Video Nano-tech Filter Cleans Dirty Water

Access to clean water is a problem for hundreds of millions of people around the world. Now, a scientist and chemical engineer in Tanzania (in East Africa) is working to change that by creating an innovative water filter that makes dirty water safe. VOA’s Deborah Block has the story.

Video Demand Rising for Organic Produce in Cambodia

In Cambodia, where rice has long been the main cash crop, farmers are being encouraged to turn to vegetables to satisfy the growing demand for locally produced organic farm products. Daniel de Carteret has more from Phnom Penh.

Video Migrant Influx Costs Europe, But Economy Could Benefit

The influx of hundreds of thousands of refugees and migrants is testing Europe’s ability to respond – especially in the poorer Balkan states. But some analysts argue that Europe will benefit by welcoming the huge numbers of young people – many of them well educated and willing to work. Henry Ridgwell reports from London.

Video Botanists Grow Furniture, with Pruning Shears

For something a bit out of the ordinary to furnish your home, why not consider wooden chairs, crafted by nature, with a little help from some British botanists with an eye for design. VOA’s Jessica Berman reports.

Video New Fabric Helps Fight Dust-Related Allergies

Many people around the world suffer from dust-related allergies, caused mainly by tiny mites that live in bed linen. Polish scientists report they have successfully tested a fabric that is impenetrable to the microscopic creatures. VOA’s George Putic has more.

Video Burkina Faso's Economy Deeply Affected by Political Turmoil

Political turmoil in Burkina Faso over the past year has taken a toll on the economy. The transitional government is reporting nearly $70 million in losses in the ten days that followed a short-lived coup by members of the presidential guard earlier this month. The crisis shut businesses and workers went on strike. With elections on the horizon, Emilie Iob reports on what a return to political stability can do for the country's economic recovery.

Video Fleeing Violence, Some Syrians Find Refuge in Irbil

As Syrians continue to flee their country’s unrest to seek new lives in safer places, VOA Persian Service reporter Shepol Abbassi visited Irbil, where a number Syrians have taken refuge. During the religious holidy of Eid al-Adha, the city largely shut down, as temperatures soared. Amy Katz narrates his report.

Video Nigeria’s Wecyclers Work for Reusable Future in Lagos

The streets and lagoons of Africa's largest city - Lagos, Nigeria - are often clogged with trash, almost none of which gets recycled. One company is trying to change that. Chris Stein reports for VOA from Lagos.

Video Sketch Artist Helps Catch Criminals, Gives a Face to Deceased

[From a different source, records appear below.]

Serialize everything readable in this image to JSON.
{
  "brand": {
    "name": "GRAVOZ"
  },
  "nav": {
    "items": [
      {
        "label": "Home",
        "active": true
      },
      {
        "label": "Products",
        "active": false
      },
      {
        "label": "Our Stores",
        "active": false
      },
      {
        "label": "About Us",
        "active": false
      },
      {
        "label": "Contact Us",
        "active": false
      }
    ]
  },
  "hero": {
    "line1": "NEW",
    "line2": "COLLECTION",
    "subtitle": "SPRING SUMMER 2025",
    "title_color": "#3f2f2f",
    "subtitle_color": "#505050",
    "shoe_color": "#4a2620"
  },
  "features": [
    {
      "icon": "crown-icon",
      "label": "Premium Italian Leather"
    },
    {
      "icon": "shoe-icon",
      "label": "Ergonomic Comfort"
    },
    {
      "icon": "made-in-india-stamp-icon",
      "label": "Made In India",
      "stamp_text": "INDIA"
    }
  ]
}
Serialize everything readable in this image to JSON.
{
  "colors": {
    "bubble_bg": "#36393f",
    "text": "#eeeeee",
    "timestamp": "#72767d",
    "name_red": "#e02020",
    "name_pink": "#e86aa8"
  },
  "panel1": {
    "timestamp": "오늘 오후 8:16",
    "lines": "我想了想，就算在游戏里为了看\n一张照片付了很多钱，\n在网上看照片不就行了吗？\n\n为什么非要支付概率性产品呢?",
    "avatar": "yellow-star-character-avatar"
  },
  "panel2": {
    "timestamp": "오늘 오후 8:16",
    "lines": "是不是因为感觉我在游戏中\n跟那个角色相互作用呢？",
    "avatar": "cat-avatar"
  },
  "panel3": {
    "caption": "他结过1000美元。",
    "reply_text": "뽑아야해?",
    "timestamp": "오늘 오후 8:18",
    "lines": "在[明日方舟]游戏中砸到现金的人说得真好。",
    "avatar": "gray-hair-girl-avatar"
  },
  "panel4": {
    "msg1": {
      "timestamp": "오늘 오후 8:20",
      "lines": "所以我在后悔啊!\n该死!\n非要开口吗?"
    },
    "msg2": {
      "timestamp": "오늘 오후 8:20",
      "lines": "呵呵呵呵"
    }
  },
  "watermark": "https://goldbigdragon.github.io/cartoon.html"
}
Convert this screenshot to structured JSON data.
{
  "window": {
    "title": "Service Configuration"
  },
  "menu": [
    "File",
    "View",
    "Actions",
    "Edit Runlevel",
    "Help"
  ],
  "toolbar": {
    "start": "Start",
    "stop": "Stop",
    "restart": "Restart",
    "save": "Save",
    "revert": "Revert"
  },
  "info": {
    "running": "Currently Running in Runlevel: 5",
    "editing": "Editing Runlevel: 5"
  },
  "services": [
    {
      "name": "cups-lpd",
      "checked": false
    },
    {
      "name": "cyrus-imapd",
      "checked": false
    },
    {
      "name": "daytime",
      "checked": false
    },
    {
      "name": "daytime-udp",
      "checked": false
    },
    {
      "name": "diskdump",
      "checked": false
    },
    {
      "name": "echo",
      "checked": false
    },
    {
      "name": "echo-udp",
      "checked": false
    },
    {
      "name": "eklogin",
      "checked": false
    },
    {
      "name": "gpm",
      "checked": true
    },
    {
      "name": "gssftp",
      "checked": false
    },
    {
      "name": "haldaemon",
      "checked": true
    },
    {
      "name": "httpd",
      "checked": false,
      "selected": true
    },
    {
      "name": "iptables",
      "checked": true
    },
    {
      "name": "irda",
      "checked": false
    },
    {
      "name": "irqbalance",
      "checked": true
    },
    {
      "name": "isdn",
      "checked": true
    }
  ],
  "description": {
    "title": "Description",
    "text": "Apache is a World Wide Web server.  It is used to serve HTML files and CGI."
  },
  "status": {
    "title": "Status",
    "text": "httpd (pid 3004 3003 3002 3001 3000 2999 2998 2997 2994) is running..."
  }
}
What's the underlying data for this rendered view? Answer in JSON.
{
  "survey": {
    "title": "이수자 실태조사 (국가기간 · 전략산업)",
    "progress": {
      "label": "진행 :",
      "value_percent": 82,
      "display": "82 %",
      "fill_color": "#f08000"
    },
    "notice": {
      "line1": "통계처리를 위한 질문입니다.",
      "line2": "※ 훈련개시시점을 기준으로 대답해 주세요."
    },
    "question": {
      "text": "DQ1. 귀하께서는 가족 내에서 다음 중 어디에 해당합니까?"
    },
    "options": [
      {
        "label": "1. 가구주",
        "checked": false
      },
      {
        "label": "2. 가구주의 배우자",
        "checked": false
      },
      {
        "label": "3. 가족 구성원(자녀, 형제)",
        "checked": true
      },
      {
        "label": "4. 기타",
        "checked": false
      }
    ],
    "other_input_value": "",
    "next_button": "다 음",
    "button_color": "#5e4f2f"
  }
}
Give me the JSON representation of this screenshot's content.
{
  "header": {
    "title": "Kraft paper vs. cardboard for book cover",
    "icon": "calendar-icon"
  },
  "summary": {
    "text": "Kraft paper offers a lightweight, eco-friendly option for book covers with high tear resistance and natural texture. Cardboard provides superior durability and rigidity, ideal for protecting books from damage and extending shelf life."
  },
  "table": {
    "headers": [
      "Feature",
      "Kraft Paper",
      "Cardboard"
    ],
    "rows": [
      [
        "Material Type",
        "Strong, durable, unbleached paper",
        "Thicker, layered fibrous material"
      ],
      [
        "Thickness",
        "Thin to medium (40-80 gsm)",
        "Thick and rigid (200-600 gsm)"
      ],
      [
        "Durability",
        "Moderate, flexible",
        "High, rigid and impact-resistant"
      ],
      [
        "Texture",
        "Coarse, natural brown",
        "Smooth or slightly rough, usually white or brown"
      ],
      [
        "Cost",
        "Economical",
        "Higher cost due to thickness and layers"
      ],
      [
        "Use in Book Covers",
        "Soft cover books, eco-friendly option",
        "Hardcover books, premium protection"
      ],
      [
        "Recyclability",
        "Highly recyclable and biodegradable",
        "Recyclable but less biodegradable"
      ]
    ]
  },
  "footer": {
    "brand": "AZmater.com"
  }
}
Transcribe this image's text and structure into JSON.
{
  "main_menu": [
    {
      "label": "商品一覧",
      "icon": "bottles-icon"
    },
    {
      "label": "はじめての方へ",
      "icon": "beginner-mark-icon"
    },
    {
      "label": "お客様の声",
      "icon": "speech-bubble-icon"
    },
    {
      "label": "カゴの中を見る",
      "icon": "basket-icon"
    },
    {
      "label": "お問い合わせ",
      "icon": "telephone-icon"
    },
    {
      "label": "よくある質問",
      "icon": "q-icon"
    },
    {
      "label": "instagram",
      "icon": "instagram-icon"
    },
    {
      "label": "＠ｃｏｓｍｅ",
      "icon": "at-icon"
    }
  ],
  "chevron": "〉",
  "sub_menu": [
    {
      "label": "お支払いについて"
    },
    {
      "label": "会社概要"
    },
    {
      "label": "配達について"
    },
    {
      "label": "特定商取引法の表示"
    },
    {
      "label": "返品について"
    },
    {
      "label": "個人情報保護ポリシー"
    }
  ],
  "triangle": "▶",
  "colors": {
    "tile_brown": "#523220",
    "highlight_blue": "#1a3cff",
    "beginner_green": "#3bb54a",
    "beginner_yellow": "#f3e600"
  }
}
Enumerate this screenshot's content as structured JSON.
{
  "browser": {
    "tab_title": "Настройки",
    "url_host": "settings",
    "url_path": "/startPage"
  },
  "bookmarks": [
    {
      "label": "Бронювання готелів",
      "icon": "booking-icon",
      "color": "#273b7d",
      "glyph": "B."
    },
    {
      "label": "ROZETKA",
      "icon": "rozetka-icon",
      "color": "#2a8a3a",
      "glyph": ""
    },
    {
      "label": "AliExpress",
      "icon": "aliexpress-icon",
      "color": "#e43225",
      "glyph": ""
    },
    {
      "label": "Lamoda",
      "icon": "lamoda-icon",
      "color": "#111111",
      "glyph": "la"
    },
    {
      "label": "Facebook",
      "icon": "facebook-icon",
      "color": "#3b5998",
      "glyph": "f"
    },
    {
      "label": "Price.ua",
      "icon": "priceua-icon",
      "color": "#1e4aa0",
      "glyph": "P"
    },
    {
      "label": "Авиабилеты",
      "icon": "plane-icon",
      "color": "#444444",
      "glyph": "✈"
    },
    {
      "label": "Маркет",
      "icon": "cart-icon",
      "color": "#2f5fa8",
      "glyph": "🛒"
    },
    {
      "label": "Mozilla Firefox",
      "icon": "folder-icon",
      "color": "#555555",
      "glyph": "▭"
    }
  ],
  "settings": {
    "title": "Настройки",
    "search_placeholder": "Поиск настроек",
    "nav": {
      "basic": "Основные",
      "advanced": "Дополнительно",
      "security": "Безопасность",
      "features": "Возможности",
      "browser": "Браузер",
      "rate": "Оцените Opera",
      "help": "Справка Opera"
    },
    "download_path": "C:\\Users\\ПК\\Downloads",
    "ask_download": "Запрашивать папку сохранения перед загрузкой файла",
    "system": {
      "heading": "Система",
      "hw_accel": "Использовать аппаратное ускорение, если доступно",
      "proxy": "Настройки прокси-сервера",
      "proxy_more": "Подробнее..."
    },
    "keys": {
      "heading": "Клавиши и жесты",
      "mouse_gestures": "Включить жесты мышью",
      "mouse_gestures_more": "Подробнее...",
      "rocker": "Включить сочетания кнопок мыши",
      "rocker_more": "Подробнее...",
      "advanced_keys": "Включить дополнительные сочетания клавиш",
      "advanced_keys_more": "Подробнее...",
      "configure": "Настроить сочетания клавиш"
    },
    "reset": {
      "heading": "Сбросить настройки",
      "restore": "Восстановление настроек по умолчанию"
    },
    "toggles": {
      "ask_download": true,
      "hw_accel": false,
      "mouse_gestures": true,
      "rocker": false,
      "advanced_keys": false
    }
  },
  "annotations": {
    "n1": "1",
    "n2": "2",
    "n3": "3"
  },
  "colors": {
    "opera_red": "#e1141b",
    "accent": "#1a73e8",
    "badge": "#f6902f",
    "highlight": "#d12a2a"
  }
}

Police often face the problem of trying to find a crime suspect based on general descriptions that could fit hundreds of people in the vicinity of the crime. In these cases, an artist can use information from witnesses to sketch a likeness that police can show the public via newspapers and television. But, as VOA’s Greg Flakus reports from Houston, such sketches can also help bring back faces of the dead.

Video Thailand Set to Build China-like Internet Firewall

Thai authorities are planning to tighten control over the Internet, creating a single international access point so they can better monitor content. VOA Correspondent Steve Herman reports from Bangkok on what is being called Thailand’s own "Great Firewall."

Video Croatian Town’s War History Evokes Empathy for Migrants

As thousands of Afghanistan, Iraqi and Syrian migrants pass through Croatia, locals are reminded of their own experiences with war and refugees in the 1990s. VOA's Daniel Schearf reports from the town of Vukovar, where wartime scars still are visible today.

Video Long Drought Affecting California’s Sequoias

California is suffering under a historic four-year drought and scientists say even the state's famed sequoia trees are feeling the pain. The National Park Service has started detailed research to see how it can help the oldest living things on earth survive. VOA’s George Putic reports.

VOA Blogs